#StopHateForProfit Sees No Commitment to Action at Meeting Between Campaign Leaders and Facebook's Mark Zuckerberg
WASHINGTON — On Tuesday afternoon, leaders of four of the organizations coordinating the #StopHateForProfit advertising boycott met with top executives from Facebook, including CEO Mark Zuckerberg, COO Sheryl Sandberg, CPO Chris Cox, VP for Global Affairs and Communications Nick Clegg and others.
Facebook called for the meeting, attended by Free Press Co-CEO Jessica J. González, NAACP CEO Derrick Johnson, Color Of Change President Rashad Robinson and Anti-Defamation League CEO Jonathan Greenblatt, amidst the ongoing boycott. Nearly 1,000 companies have agreed to pause advertising with the social-media giant in response to Facebook’s failure to curtail the spread of hate and disinformation across its platform.
During the meeting, the campaign’s leaders discussed the comprehensive set of demands put forth by the boycott effort. These include hiring a C-Suite level executive with civil-rights expertise to evaluate company products and policies with regard to discrimination, bias and hate; submitting to regular and transparent third-party audits of identity-based hate and misinformation; and changing the company’s “community standards” so they are in sync with the policy recommendations made by the Change the Terms initiative, which Free Press co-founded.
Facebook’s leadership also announced their plans to release the final section of the company’s civil-rights audit, which they claimed takes a deeper look into Facebook’s practices and progress on a wide range of racial-justice issues. González did not receive a copy of the audit prior to the meeting. The last time Facebook released an update on its civil-rights audit, in July of 2019, the company declined to adopt many of the auditor’s recommendations.
In the three weeks since the launch of the #StopHateForProfit initiative, major brands including Adidas, Ben & Jerry’s, Coca-Cola, Ford, HP, Honda, Levi Strauss, PepsiCo, Pfizer, Unilever and Verizon have joined the boycott.
Free Press Co-CEO Jessica J. González made the following statement:
“#StopHateForProfit didn’t hear anything today to convince us that Zuckerberg and his colleagues are taking action. Instead of committing to a timeline to root out hate and disinformation on Facebook, the company’s leaders delivered the same old talking points to try to placate us without meeting our demands.
“I’m deeply disappointed that Facebook still refuses to hold itself accountable to its users, its advertisers and society at large. I was hoping to see deep humility and reflection about the outsized role that Facebook plays in shaping beliefs, opinions and behavior, and the many harms it’s caused and facilitated in real life.
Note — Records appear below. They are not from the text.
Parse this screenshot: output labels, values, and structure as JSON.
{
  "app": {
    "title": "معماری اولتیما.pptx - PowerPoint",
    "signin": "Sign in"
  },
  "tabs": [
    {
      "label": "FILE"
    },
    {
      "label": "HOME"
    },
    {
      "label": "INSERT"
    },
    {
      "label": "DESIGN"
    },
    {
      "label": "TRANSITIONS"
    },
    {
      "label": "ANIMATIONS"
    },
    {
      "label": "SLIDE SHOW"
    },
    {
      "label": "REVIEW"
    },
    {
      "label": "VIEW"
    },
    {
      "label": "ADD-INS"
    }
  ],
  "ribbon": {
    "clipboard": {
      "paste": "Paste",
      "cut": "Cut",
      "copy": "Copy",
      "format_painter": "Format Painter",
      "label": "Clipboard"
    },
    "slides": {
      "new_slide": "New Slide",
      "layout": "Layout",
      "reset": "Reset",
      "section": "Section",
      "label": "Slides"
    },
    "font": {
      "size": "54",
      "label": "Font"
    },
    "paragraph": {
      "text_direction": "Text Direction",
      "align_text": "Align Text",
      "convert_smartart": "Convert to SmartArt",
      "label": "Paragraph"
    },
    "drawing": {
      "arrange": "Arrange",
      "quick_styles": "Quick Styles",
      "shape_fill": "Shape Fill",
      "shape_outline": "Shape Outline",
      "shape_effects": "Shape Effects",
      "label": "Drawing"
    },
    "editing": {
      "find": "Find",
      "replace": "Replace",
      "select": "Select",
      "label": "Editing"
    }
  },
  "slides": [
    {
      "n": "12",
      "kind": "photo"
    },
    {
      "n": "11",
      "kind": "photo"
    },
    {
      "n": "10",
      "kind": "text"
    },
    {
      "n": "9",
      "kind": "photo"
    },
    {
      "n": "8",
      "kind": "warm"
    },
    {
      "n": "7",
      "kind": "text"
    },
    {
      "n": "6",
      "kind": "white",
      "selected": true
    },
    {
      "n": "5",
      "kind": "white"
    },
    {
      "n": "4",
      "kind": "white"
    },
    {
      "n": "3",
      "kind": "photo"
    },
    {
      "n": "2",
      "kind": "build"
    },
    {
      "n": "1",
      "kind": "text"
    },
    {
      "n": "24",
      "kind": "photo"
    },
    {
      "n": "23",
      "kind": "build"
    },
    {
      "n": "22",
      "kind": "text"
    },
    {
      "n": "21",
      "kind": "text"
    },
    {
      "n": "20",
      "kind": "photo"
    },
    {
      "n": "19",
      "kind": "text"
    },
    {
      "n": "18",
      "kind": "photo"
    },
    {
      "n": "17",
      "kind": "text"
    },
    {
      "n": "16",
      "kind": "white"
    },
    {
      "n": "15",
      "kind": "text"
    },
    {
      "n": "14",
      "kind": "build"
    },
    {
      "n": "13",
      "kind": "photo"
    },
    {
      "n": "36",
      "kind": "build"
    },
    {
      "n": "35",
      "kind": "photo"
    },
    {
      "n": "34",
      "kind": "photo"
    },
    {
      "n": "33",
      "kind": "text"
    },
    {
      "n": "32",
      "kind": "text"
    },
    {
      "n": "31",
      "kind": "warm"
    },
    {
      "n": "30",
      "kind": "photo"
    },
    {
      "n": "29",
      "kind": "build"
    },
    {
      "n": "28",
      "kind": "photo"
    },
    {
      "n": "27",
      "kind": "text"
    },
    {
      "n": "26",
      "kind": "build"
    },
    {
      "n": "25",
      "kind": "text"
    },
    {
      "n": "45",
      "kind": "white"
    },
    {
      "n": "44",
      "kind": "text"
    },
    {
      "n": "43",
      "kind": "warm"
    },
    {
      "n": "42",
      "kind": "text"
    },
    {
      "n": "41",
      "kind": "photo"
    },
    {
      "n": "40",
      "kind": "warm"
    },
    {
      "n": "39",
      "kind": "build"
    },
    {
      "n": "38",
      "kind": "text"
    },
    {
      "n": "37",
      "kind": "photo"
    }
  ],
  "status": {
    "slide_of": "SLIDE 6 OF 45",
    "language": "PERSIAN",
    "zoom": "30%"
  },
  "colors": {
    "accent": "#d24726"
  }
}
Instead we saw more dialogue and no action.
“These grave harms include the genocide of the Rohingya people in Myanmar, for which the UN found Facebook played a “determining” role; the thousands of paid political ads that dehumanize and stoke fear about immigrants and Brown people that use the same language the El Paso shooter used to justify his murder of 22 people at a local Walmart; the unchecked call from President Trump for law enforcement to shoot Black people; the armed protests at mosques organized on Facebook event pages; and the rampant white-supremacist organizing and recruiting operation that remains on the platform to this day.
“Facebook approached our meeting today like it was nothing more than a PR exercise. But boycott coalition leaders and advertisers understand that the #StopHateForProfit effort is about the lives, safety and freedom of our communities.
“This isn’t the first time our organizations have asked Facebook to clean up its act. We’ve seen over and over again how it will do anything to duck accountability by firing up its powerful PR machine and trying to spin the news. We stand with truth and justice, and have been through this enough times to know when Facebook is trying to play us. Often that looks like policies that look OK on their face but are unenforced or underenforced. For instance, last year Facebook pledged to curtail the spread of white nationalism over its platforms. Yet today I can log into Facebook and find groups that are dedicated to restoring symbols of the Confederacy and the violence and bigotry they represent, and Islamophobia still has a home in both private and public Facebook groups.
“This isn’t over. We will continue to expand the boycott until Facebook takes our demands seriously. We won’t be distracted by Facebook’s spin today or any day. Mark, Sheryl and their colleagues have much work to do to make Facebook a better place for everyone, and they need to get it done now.”